And that's it for question and answer time! I've got to ship out my report to President Sartori soon, but I did have a few requests. Ya'll mentioned that you were putting together a Cristmas package, which blows my mind a bit, but I guess I have a couple of requests for Santa.
Quick discourse on the importance of faith and then I'll skedaddle, promise! I've been learning more and more the importance of faith while being here. Faith is crucial here. I can tell on the days when I feel "no one wants to hear what I've got to say. I have a funny accent and people just seem to think I'm a cultist that likes to wear pink ties", and on those days most people don't want to talk to me. That's not simply attitude, but also faith. On the days, the hours and the times that I remember that I am a missionary called of God to go to Russia and to be in this area and remember that God has prepared people here to hear the Gospel, then my countenance changes. My smile becomes brighter, my spirit hightened and I'm ready to do the work. That became really apparent to me yesterday. One person didn't want to hear our message, but he smiled and talked for a bit and gave us a couple of tasty apples. Another man we met was so glad to see us and said that he wanted to know more, so we gave him a Book of Mormon and our number. Another man was a drunk, but he was so suprised and happy to meet a real American that he gave us his number and said he wanted to meet again. Two apples, a potential investigator and a happy drunk guy, and I'm so happy about that! Everyday when I have that attitude and faith, even if our success is not great in number I feel the warmth and love of a happy Heavenly Father with the work I've done.

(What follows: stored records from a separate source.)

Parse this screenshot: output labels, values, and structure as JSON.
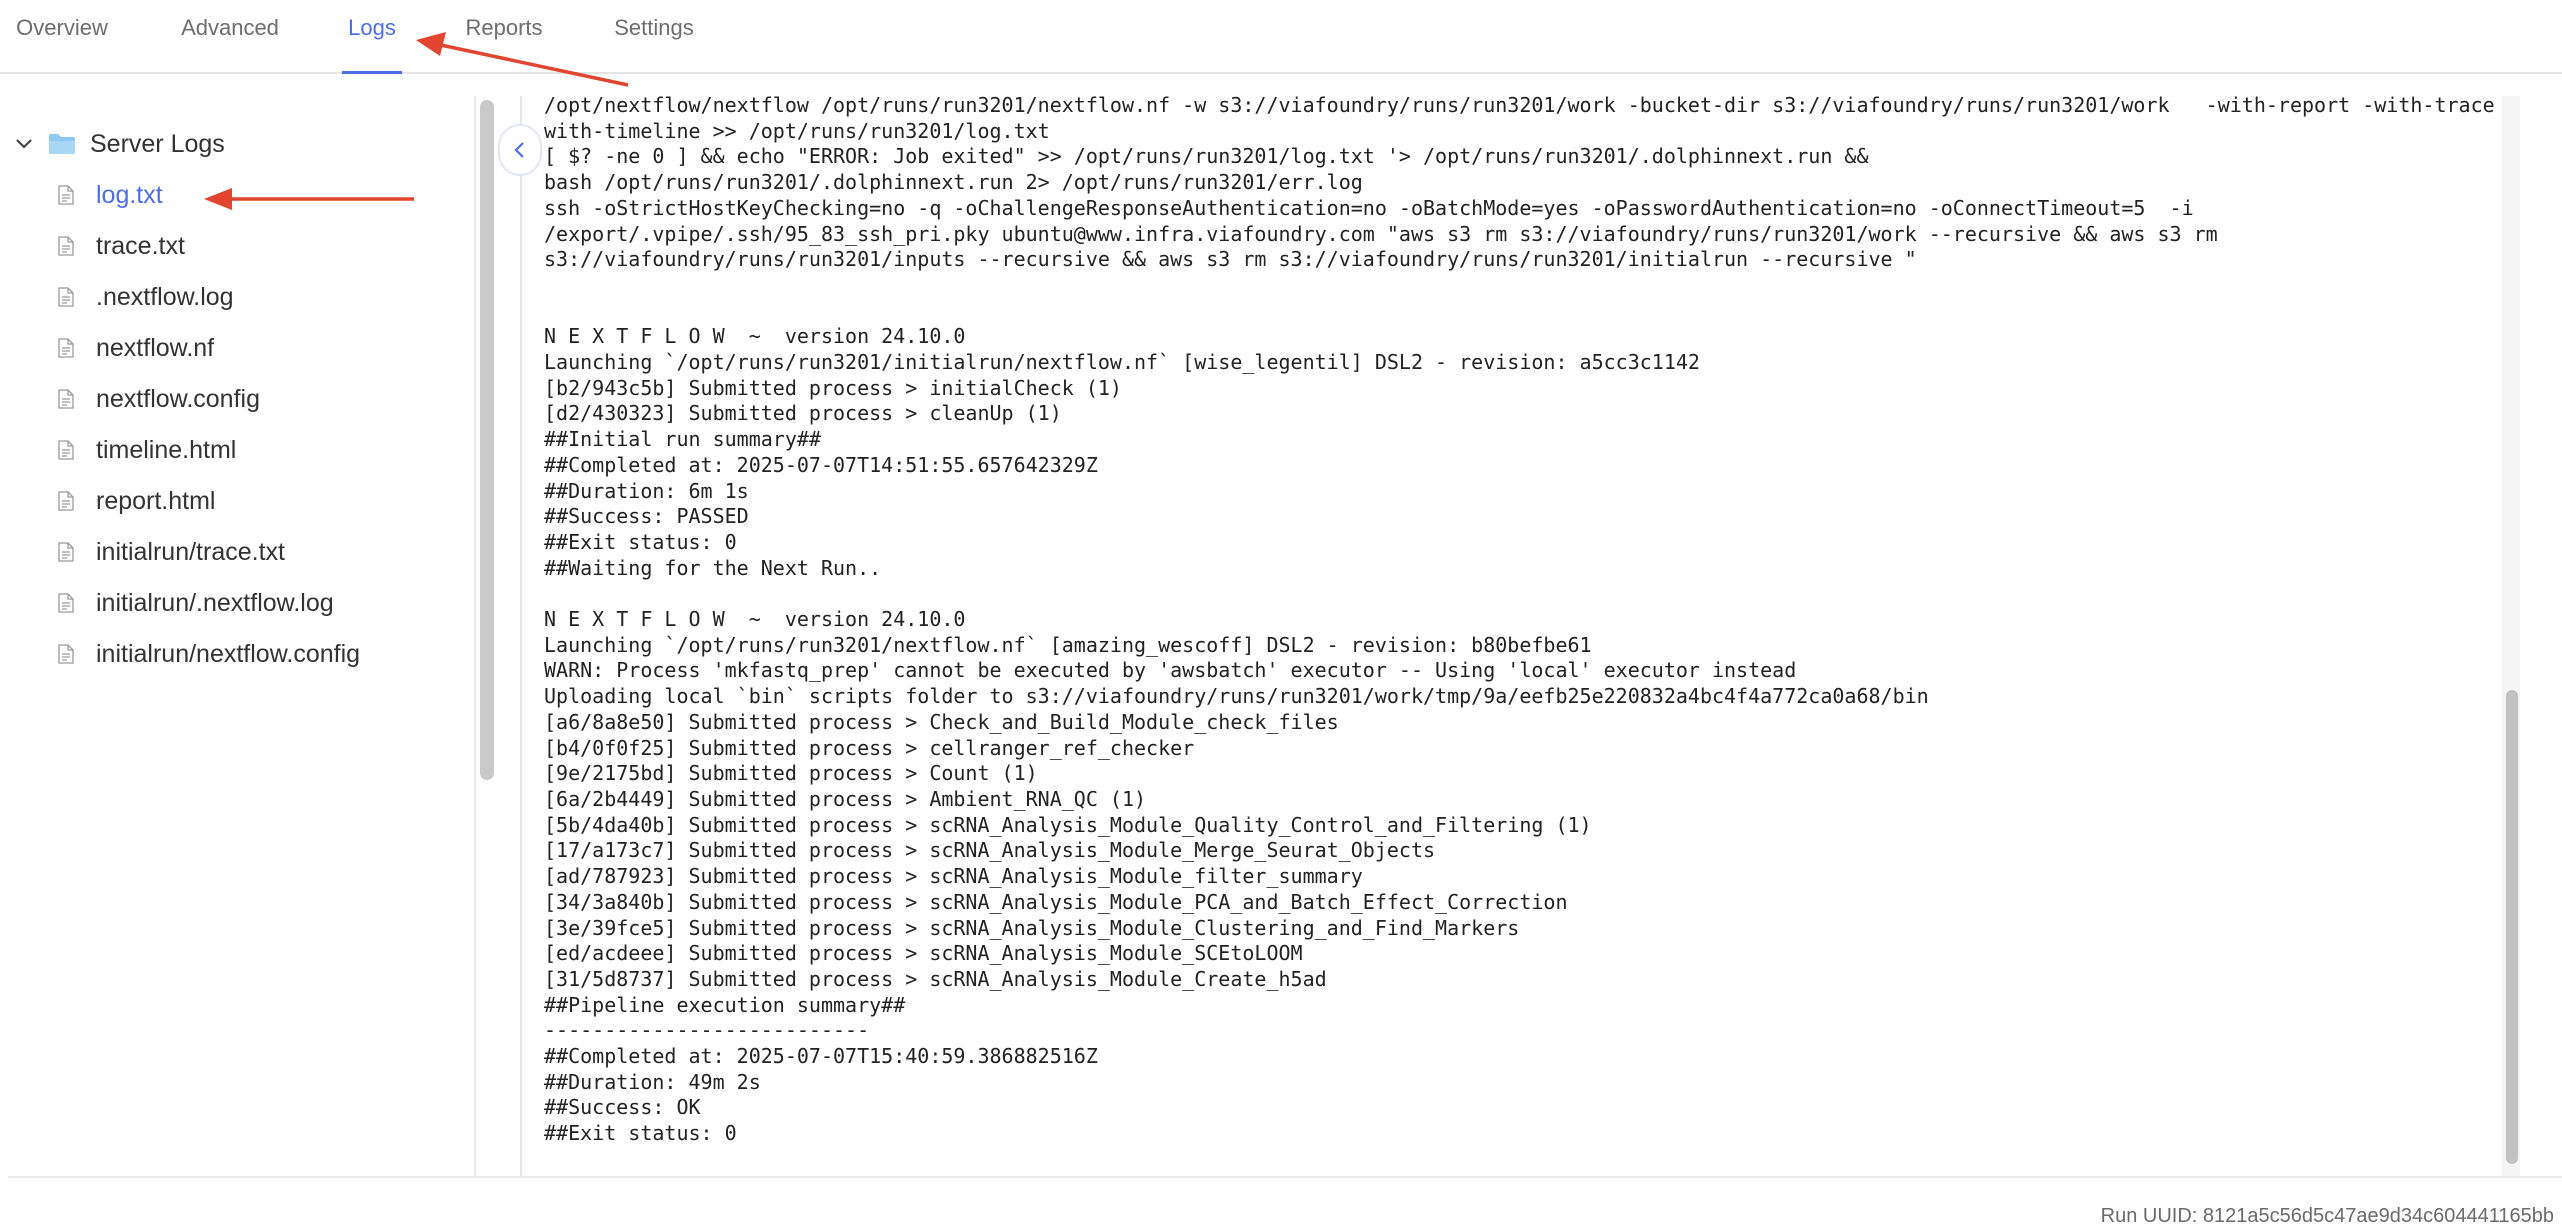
{
  "tabs": [
    {
      "label": "Overview",
      "active": false
    },
    {
      "label": "Advanced",
      "active": false
    },
    {
      "label": "Logs",
      "active": true
    },
    {
      "label": "Reports",
      "active": false
    },
    {
      "label": "Settings",
      "active": false
    }
  ],
  "tree": {
    "root_label": "Server Logs",
    "files": [
      {
        "label": "log.txt",
        "active": true
      },
      {
        "label": "trace.txt"
      },
      {
        "label": ".nextflow.log"
      },
      {
        "label": "nextflow.nf"
      },
      {
        "label": "nextflow.config"
      },
      {
        "label": "timeline.html"
      },
      {
        "label": "report.html"
      },
      {
        "label": "initialrun/trace.txt"
      },
      {
        "label": "initialrun/.nextflow.log"
      },
      {
        "label": "initialrun/nextflow.config"
      }
    ]
  },
  "log_lines": [
    "/opt/nextflow/nextflow /opt/runs/run3201/nextflow.nf -w s3://viafoundry/runs/run3201/work -bucket-dir s3://viafoundry/runs/run3201/work   -with-report -with-trace -",
    "with-timeline >> /opt/runs/run3201/log.txt",
    "[ $? -ne 0 ] && echo \"ERROR: Job exited\" >> /opt/runs/run3201/log.txt '> /opt/runs/run3201/.dolphinnext.run &&",
    "bash /opt/runs/run3201/.dolphinnext.run 2> /opt/runs/run3201/err.log",
    "ssh -oStrictHostKeyChecking=no -q -oChallengeResponseAuthentication=no -oBatchMode=yes -oPasswordAuthentication=no -oConnectTimeout=5  -i",
    "/export/.vpipe/.ssh/95_83_ssh_pri.pky ubuntu@www.infra.viafoundry.com \"aws s3 rm s3://viafoundry/runs/run3201/work --recursive && aws s3 rm",
    "s3://viafoundry/runs/run3201/inputs --recursive && aws s3 rm s3://viafoundry/runs/run3201/initialrun --recursive \"",
    "",
    "",
    "N E X T F L O W  ~  version 24.10.0",
    "Launching `/opt/runs/run3201/initialrun/nextflow.nf` [wise_legentil] DSL2 - revision: a5cc3c1142",
    "[b2/943c5b] Submitted process > initialCheck (1)",
    "[d2/430323] Submitted process > cleanUp (1)",
    "##Initial run summary##",
    "##Completed at: 2025-07-07T14:51:55.657642329Z",
    "##Duration: 6m 1s",
    "##Success: PASSED",
    "##Exit status: 0",
    "##Waiting for the Next Run..",
    "",
    "N E X T F L O W  ~  version 24.10.0",
    "Launching `/opt/runs/run3201/nextflow.nf` [amazing_wescoff] DSL2 - revision: b80befbe61",
    "WARN: Process 'mkfastq_prep' cannot be executed by 'awsbatch' executor -- Using 'local' executor instead",
    "Uploading local `bin` scripts folder to s3://viafoundry/runs/run3201/work/tmp/9a/eefb25e220832a4bc4f4a772ca0a68/bin",
    "[a6/8a8e50] Submitted process > Check_and_Build_Module_check_files",
    "[b4/0f0f25] Submitted process > cellranger_ref_checker",
    "[9e/2175bd] Submitted process > Count (1)",
    "[6a/2b4449] Submitted process > Ambient_RNA_QC (1)",
    "[5b/4da40b] Submitted process > scRNA_Analysis_Module_Quality_Control_and_Filtering (1)",
    "[17/a173c7] Submitted process > scRNA_Analysis_Module_Merge_Seurat_Objects",
    "[ad/787923] Submitted process > scRNA_Analysis_Module_filter_summary",
    "[34/3a840b] Submitted process > scRNA_Analysis_Module_PCA_and_Batch_Effect_Correction",
    "[3e/39fce5] Submitted process > scRNA_Analysis_Module_Clustering_and_Find_Markers",
    "[ed/acdeee] Submitted process > scRNA_Analysis_Module_SCEtoLOOM",
    "[31/5d8737] Submitted process > scRNA_Analysis_Module_Create_h5ad",
    "##Pipeline execution summary##",
    "---------------------------",
    "##Completed at: 2025-07-07T15:40:59.386882516Z",
    "##Duration: 49m 2s",
    "##Success: OK",
    "##Exit status: 0"
  ],
  "footer": {
    "run_uuid": "Run UUID: 8121a5c56d5c47ae9d34c604441165bb"
  },
  "colors": {
    "accent": "#4d6ee8",
    "annotation_arrow": "#e2452f",
    "folder": "#8cc8f0"
  }
}
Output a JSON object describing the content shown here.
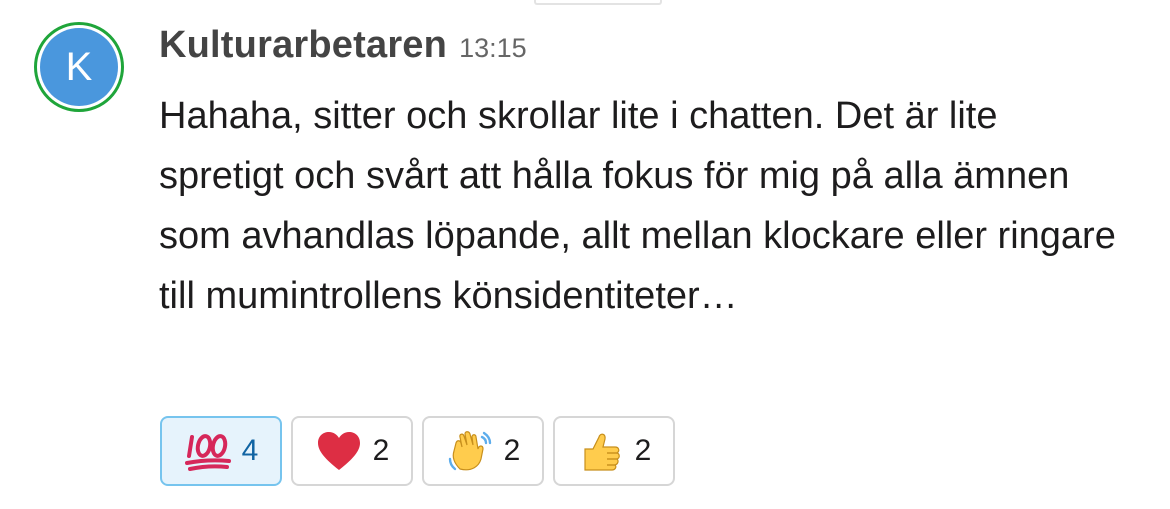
{
  "message": {
    "avatar_letter": "K",
    "username": "Kulturarbetaren",
    "timestamp": "13:15",
    "text": "Hahaha, sitter och skrollar lite i chatten. Det är lite spretigt och svårt att hålla fokus för mig på alla ämnen som avhandlas löpande, allt mellan klockare eller ringare till mumintrollens könsidentiteter…"
  },
  "reactions": [
    {
      "emoji": "hundred-points",
      "count": "4",
      "selected": true
    },
    {
      "emoji": "red-heart",
      "count": "2",
      "selected": false
    },
    {
      "emoji": "waving-hand",
      "count": "2",
      "selected": false
    },
    {
      "emoji": "thumbs-up",
      "count": "2",
      "selected": false
    }
  ],
  "colors": {
    "avatar_bg": "#4a97dd",
    "presence_ring": "#1fa53a",
    "selected_reaction_bg": "#e6f3fc",
    "selected_reaction_border": "#76c4ee",
    "selected_count": "#1164a3"
  }
}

Anyways, gotta go for now. You're in my heart and in my prayers everyday, and I love you all so much! Be good, eat your veggies, yadda yadda!
Старейшина Питерсон [Elder Peterson]